ESMA changes approach on UCITS collateral has been saved
ESMA changes approach on UCITS collateral
UCITS receiving government securities may derogate from the collateral issuer concentration rule
ESMA has revised its position on the new 20% issuer diversification requirement in relation to collateral received by a UCITS. A UCITS may now be fully collateralised in government backed securities, provided it meets alternative diversification and disclosure requirements.
The new exemption
ESMA’s “Guidelines on ETFs and other UCITS issues” include a new 20% issuer diversification rule with respect to collateral received for the purposes of efficient portfolio management (EPM) techniques and OTC derivative transactions. The rule was due come into effect on 18 February 2014 for all pre-existing UCITS that were able to avail of the one year transitional period.

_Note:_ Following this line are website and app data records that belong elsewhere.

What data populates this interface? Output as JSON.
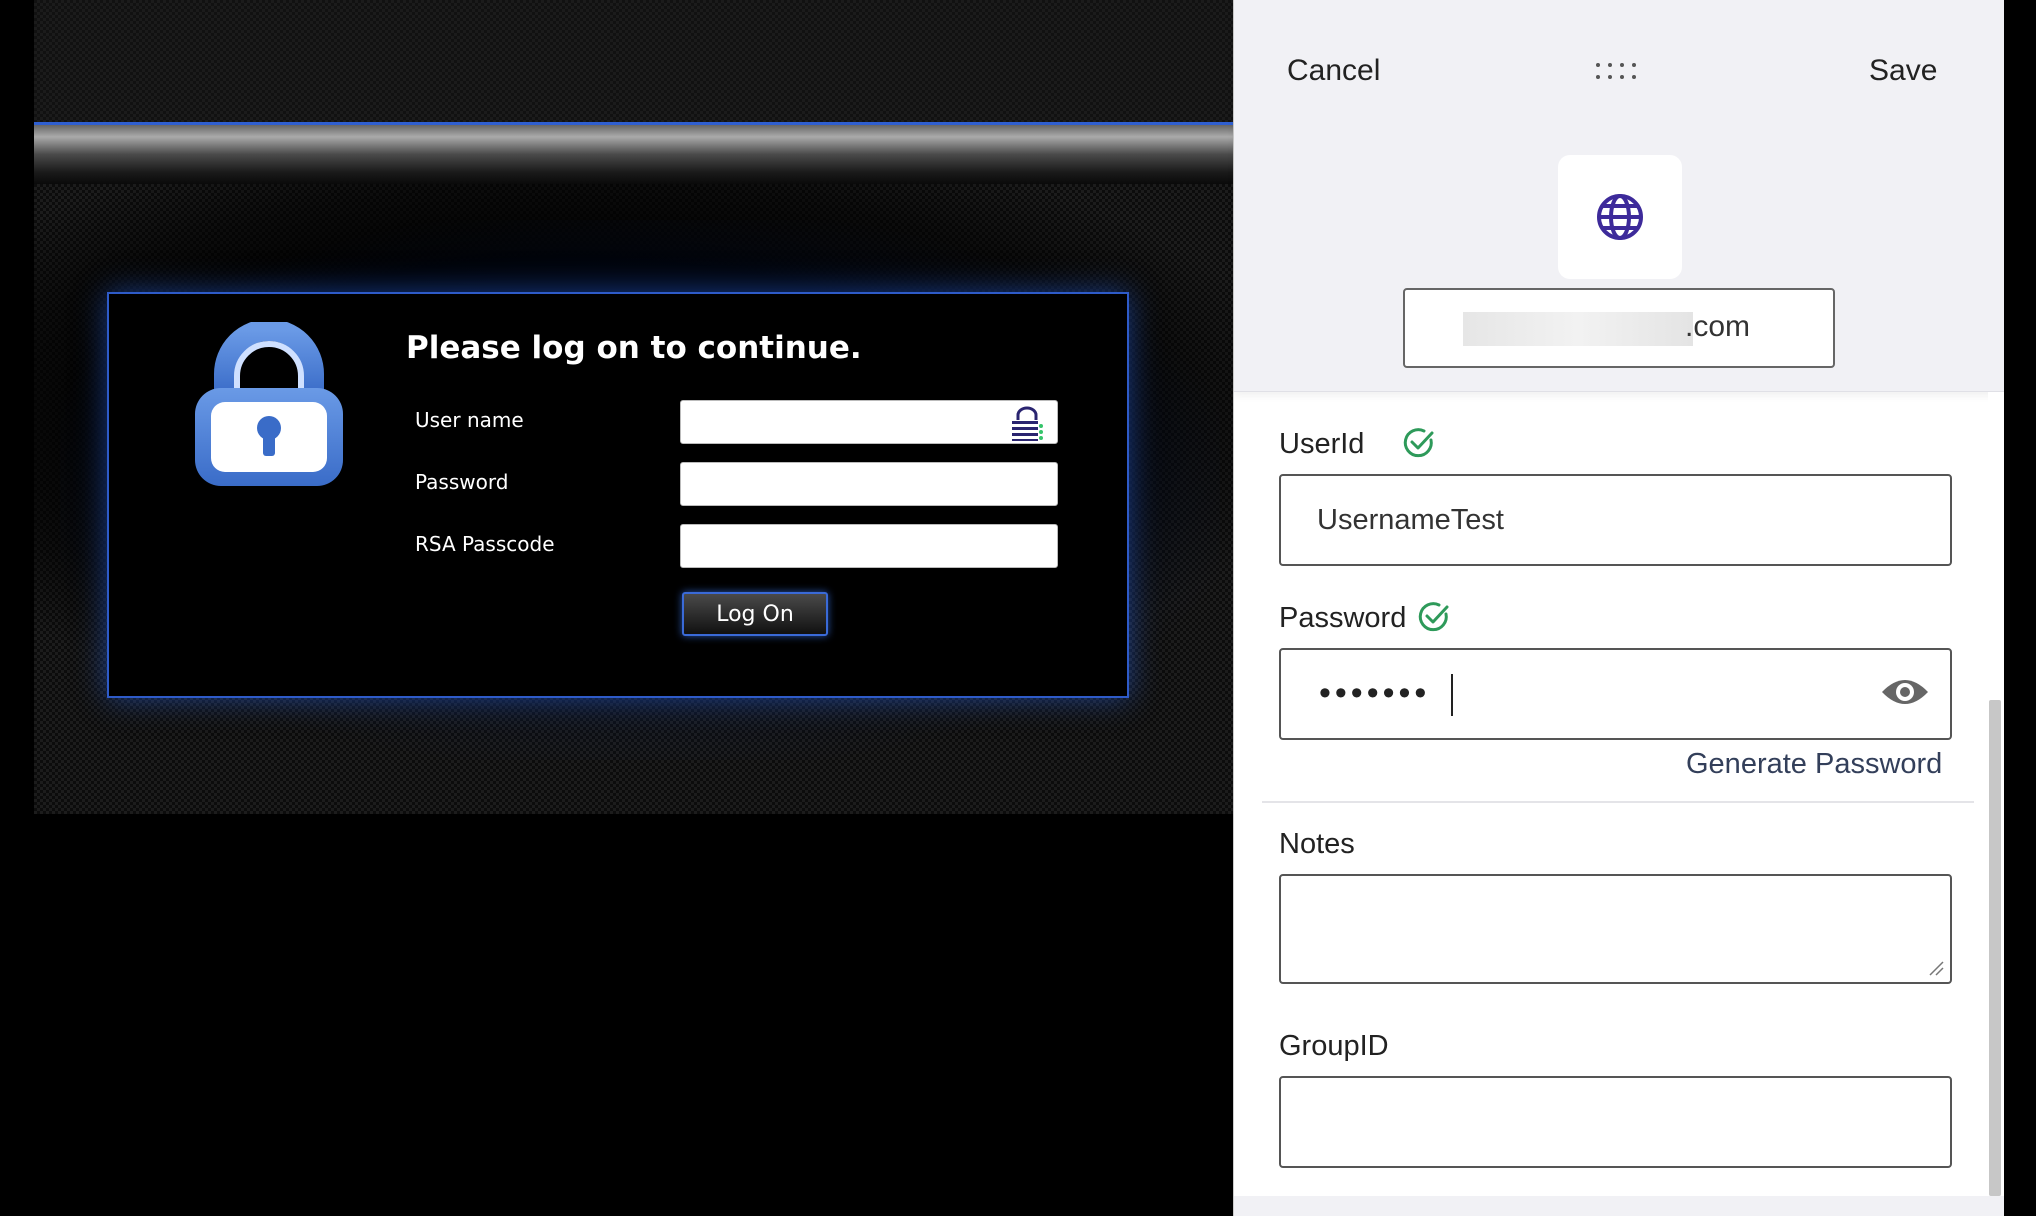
{
  "webpage": {
    "login": {
      "title": "Please log on to continue.",
      "fields": [
        {
          "label": "User name",
          "value": ""
        },
        {
          "label": "Password",
          "value": ""
        },
        {
          "label": "RSA Passcode",
          "value": ""
        }
      ],
      "logon_button": "Log On"
    }
  },
  "panel": {
    "cancel_label": "Cancel",
    "save_label": "Save",
    "site": {
      "icon": "globe-icon",
      "url_visible": ".com"
    },
    "userid": {
      "label": "UserId",
      "value": "UsernameTest",
      "status_icon": "check-circle-icon"
    },
    "password": {
      "label": "Password",
      "masked_value": "•••••••",
      "status_icon": "check-circle-icon",
      "toggle_icon": "eye-icon"
    },
    "generate_password_label": "Generate Password",
    "notes": {
      "label": "Notes",
      "value": ""
    },
    "groupid": {
      "label": "GroupID",
      "value": ""
    }
  },
  "colors": {
    "accent_blue": "#2e5bc9",
    "check_green": "#2e9a5a",
    "globe_purple": "#3d2a9a",
    "lock_blue": "#4a7fd6"
  }
}
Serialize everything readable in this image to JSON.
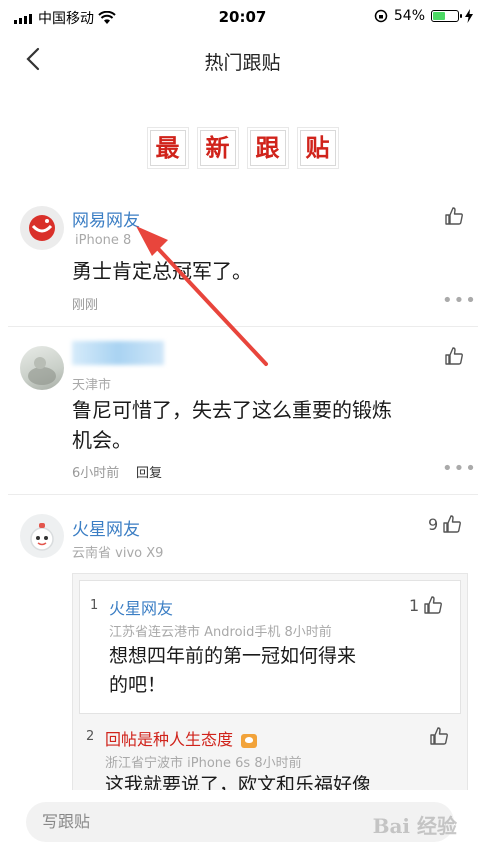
{
  "status_bar": {
    "carrier": "中国移动",
    "time": "20:07",
    "battery": "54%",
    "battery_level": 0.54
  },
  "nav": {
    "title": "热门跟贴",
    "back_icon": "chevron-left-icon"
  },
  "banner": {
    "chars": [
      "最",
      "新",
      "跟",
      "贴"
    ],
    "color": "#d0231b"
  },
  "comments": [
    {
      "user": "网易网友",
      "meta": "iPhone 8",
      "text": "勇士肯定总冠军了。",
      "time": "刚刚"
    },
    {
      "user": "",
      "meta": "天津市",
      "text_line1": "鲁尼可惜了，失去了这么重要的锻炼",
      "text_line2": "机会。",
      "time": "6小时前",
      "reply": "回复"
    },
    {
      "user": "火星网友",
      "meta": "云南省  vivo X9",
      "likes": "9",
      "replies": [
        {
          "index": "1",
          "user": "火星网友",
          "likes": "1",
          "meta": "江苏省连云港市  Android手机  8小时前",
          "text_line1": "想想四年前的第一冠如何得来",
          "text_line2": "的吧！"
        },
        {
          "index": "2",
          "user": "回帖是种人生态度",
          "meta": "浙江省宁波市  iPhone 6s  8小时前",
          "text_line1": "这我就要说了，欧文和乐福好像"
        }
      ]
    }
  ],
  "bottom": {
    "placeholder": "写跟贴"
  },
  "watermark": "Bai 经验",
  "colors": {
    "link_blue": "#3b7ec4",
    "accent_red": "#d0231b",
    "arrow_red": "#e8453c"
  }
}
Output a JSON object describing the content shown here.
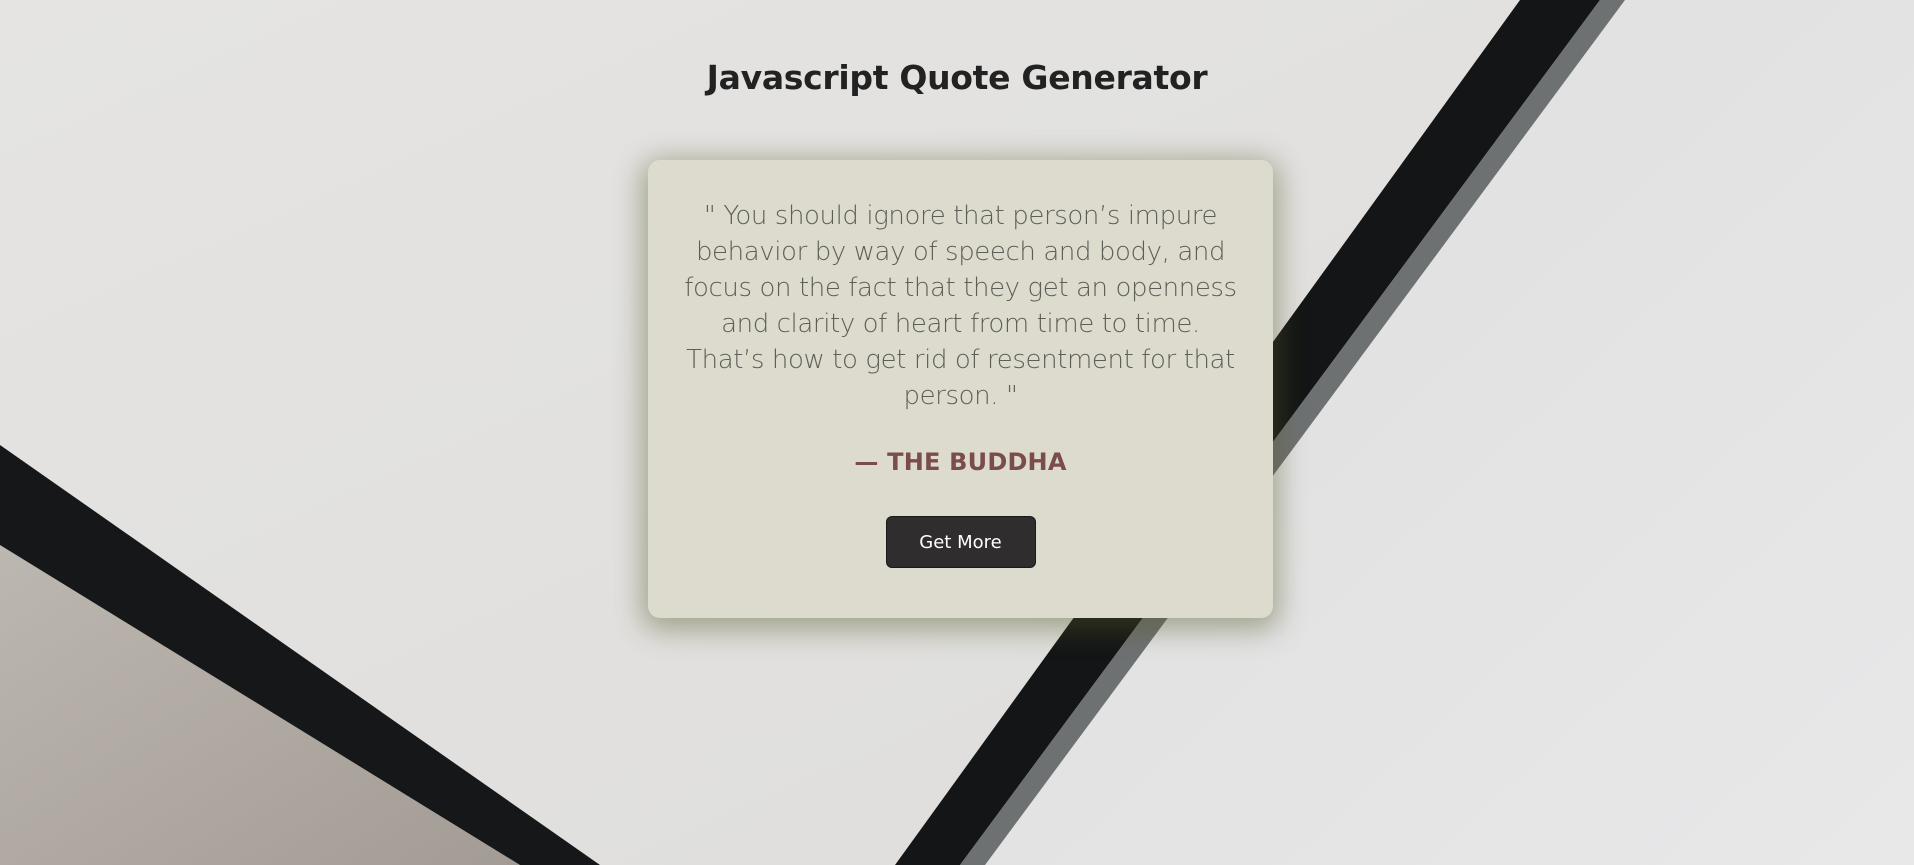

However, the 20% issuer concentration rule would have created significant challenges for some UCITS, and money market funds in particular, which would typically receive large quantities of collateral in the form of high-quality government securities. In response to industry requests and following consultation, ESMA issued a final report on 24 March 2014 which provides an exemption from the 20% collateral diversification rule for government backed securities.
Under the revised guidelines a UCITS may be fully collateralised in different transferable securities and money market instruments issued or guaranteed by a member state, one or more of its local authorities, a third country, or a public international body to which one or more member states belong. The exemption is available to all UCITS rather than just money market UCITS, as previously proposed. The change of approach represents a positive development for many UCITS since the previous ESMA position on the 20% limit could have adversely impacted liquidity and collateral management practices for these funds.
As usual under the ESMA process, the guidelines have to be translated into all official EU languages and officially published and there will then follow a two month period for national regulators to comply or explain. At the end of this period the guidelines will officially apply with transitional arrangements for the new disclosure requirements (as set out below).
New diversification rule
UCITS availing of the above exemption should instead receive securities from at least six different issues, but securities from any single issue should not account for more than 30 % of the UCITS NAV.
Where a UCITS intends to be fully collateralised in government backed securities, it must disclose this fact in the prospectus. A UCITS availing of the exemption must also list the government issuers to which it may be exposed to beyond the 20% limit.
The prospectus disclosure should be applied at the first update following official application of the guidelines or at the latest, 12 months after application of the guidelines.
Annual report disclosure
The UCITS’ annual report should contain details of the following in the context of OTC financial derivative transactions and efficient portfolio management techniques:
- where collateral received from an issuer has exceeded 20% of the NAV of the UCITS, the identity of that issuer; and
- whether the UCITS has been fully collateralised in securities issued or guaranteed by a member state.
These new annual report disclosure requirements are not valid for year-end 2013 but will apply to any accounting period that ends after the date of application of the new guidelines.